Pseudo-Nerds who make the argument "exercise is like levelling up!" are not very good players. Not Meta.
After sleep, food, life bullshit, email, meetings, etc., you get at best 8 XP (hours) and more often just 4, per day to work on whatever skills you like.
If you spend 1-2 per day on PE, you're wasting 12.5-25% of your potential just to multiclass as Nerd/Jock, rather than those who spend all of their XP levelling Nerd skills.
People bitching about "death of MP3" articles made me look:
NPR on MP3
Which is actually quite reasonable. I haven't deliberately touched MP3 in a decade, because AAC sounds better in 2/3 the space (typically 256k AAC is better than 320k MP3). I keep some original rips or purchased music in FLAC, but that's still unusably large on an iPod or iPhone.
MP3 was designed to encode "Tom's Diner" and sounds worse the further you get from that.
The MP3 patents expired in April 2017 (maybe: with continuations and overlapping patents it's hard to be sure), which means ideologues who don't want to pay for software other people invented, can now use MP3 instead of the noxious OGG format which sounds like a backfiring car; they still won't use AAC or anything else from this century. But for everyone else, it means we continue using better formats whenever possible.
It weirds me out that people say "apps" for anything except iOS or Mac programs, because their application bundles have a ".app" extension inherited from NeXTstep.

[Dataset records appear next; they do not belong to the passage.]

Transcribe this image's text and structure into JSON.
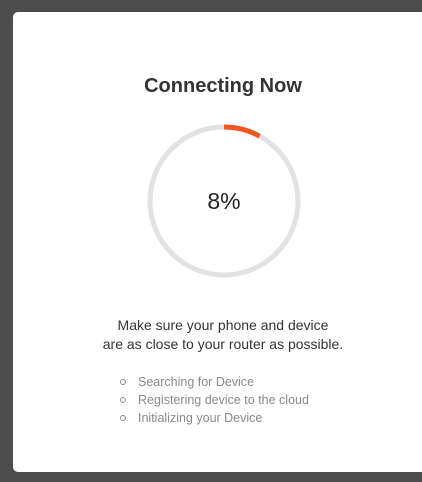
{
  "dialog": {
    "title": "Connecting Now",
    "progress": {
      "percent_label": "8%",
      "value": 0.08,
      "track_color": "#e2e2e2",
      "fill_color": "#f0561d"
    },
    "instruction_line1": "Make sure your phone and device",
    "instruction_line2": "are as close to your router as possible.",
    "steps": [
      "Searching for Device",
      "Registering device to the cloud",
      "Initializing your Device"
    ]
  }
}
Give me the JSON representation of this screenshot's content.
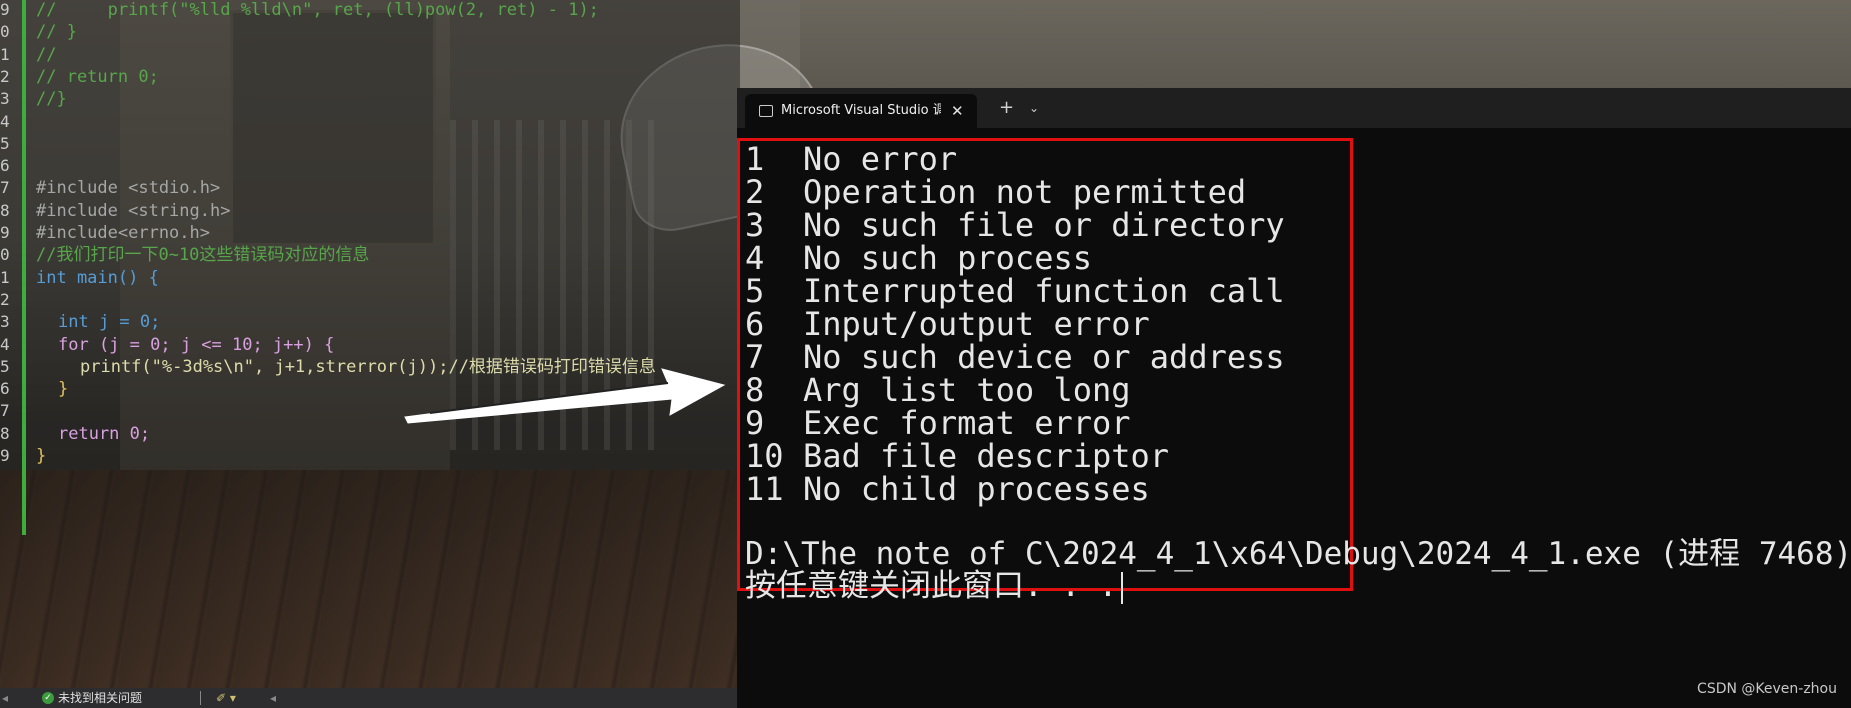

Windows programs are exes. Linux (as if anyone uses Linux) are bins or binaries. Web pages that do something are CGI or DHTML. None of those have application bundles, a coherent structure for binary and support files.
And until the iPhone got popular, only the nerdiest of Mac nerds ever said "app". But most people can't remember their language changing, because they have no introspection.
Microsoft has made VS for Mac official at Build2017
But VS for Mac (Xamarin + enterprise modules) and VS Code (Atom + enterprise modules) are both a decade late to be saving them. Mobile apps are hard to profit from now, desktop software's even harder. VS Code at least works on web services, which may be profitable yet, but has no advantage over Atom or any better editor, and no MS lock-in.
New Reaper's Crypt build
Finally behaves like a roguelike, and has some of the tactical choices.